[Component data from apps and pages]
━━━━━━━━
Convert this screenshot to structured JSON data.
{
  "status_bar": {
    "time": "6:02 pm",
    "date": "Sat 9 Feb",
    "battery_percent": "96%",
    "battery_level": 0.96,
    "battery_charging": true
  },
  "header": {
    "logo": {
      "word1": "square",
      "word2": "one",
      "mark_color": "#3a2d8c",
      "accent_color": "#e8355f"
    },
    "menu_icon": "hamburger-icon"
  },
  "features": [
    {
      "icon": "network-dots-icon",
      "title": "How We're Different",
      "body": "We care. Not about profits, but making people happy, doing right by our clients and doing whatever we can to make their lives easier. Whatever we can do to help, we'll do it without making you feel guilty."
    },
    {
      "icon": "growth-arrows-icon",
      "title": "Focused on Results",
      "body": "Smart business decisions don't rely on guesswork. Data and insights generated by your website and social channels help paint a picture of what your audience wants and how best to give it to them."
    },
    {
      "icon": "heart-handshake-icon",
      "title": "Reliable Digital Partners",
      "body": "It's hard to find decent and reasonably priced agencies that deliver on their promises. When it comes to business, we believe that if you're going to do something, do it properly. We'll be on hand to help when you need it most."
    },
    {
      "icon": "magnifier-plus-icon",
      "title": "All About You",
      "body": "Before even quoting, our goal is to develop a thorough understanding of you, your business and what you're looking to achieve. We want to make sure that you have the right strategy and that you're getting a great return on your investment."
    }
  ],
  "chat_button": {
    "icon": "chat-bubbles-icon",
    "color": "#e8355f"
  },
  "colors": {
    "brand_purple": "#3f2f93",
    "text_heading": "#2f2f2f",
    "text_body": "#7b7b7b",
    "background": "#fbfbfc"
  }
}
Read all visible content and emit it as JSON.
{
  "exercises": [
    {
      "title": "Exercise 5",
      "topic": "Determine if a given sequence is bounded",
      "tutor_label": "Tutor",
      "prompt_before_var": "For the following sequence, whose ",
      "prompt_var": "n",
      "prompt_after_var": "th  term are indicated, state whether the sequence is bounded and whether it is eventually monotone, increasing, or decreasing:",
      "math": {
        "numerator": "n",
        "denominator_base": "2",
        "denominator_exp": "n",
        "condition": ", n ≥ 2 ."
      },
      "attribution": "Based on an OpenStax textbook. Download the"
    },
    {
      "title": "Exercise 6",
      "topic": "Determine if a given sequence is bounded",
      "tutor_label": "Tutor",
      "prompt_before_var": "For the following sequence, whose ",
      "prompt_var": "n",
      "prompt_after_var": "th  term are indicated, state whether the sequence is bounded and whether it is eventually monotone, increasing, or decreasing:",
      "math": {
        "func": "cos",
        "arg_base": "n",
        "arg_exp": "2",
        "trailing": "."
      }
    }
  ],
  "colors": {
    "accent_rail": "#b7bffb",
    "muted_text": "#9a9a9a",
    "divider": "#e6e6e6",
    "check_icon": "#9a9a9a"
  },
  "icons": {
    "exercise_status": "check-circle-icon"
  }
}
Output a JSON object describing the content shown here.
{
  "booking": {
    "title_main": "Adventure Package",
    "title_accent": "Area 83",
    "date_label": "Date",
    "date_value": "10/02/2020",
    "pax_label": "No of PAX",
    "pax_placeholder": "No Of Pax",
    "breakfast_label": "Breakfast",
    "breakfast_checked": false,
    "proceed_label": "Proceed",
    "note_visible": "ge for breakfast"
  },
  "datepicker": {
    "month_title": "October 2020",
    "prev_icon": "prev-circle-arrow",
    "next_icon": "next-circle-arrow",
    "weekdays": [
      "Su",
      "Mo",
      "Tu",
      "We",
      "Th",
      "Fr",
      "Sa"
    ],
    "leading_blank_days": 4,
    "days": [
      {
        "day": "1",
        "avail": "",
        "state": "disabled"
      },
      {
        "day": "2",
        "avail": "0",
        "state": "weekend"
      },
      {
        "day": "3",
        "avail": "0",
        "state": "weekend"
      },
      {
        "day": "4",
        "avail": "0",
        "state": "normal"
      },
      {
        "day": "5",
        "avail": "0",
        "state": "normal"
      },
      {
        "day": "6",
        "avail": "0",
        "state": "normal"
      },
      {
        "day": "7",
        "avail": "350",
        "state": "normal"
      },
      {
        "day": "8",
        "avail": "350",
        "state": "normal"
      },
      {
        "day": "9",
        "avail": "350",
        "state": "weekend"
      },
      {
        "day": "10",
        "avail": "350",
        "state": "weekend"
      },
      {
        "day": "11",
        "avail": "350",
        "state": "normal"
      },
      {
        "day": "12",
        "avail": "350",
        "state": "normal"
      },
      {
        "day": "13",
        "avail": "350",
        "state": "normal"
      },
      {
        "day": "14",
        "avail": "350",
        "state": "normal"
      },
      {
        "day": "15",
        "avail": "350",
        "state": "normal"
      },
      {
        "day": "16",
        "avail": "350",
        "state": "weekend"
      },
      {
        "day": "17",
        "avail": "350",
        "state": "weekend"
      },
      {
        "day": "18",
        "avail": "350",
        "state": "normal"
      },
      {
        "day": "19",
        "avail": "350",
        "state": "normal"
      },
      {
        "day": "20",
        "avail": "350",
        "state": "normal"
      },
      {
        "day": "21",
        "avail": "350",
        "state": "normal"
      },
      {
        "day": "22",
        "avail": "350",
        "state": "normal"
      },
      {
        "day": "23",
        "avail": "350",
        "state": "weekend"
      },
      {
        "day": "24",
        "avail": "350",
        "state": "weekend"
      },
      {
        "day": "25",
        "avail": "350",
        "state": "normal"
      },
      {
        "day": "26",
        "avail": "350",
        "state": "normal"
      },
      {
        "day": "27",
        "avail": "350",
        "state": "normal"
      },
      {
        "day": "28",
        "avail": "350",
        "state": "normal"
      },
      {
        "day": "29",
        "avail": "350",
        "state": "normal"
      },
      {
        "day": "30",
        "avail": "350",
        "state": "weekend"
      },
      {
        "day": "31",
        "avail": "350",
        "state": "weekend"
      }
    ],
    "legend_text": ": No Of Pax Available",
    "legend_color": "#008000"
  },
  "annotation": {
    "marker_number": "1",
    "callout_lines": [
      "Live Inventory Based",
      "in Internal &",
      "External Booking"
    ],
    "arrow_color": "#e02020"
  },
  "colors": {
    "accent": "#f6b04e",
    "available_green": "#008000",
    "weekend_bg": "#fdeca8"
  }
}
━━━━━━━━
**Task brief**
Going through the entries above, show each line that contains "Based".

**Reply to the task**
      "attribution": "Based on an OpenStax textbook. Download the"
      "Live Inventory Based",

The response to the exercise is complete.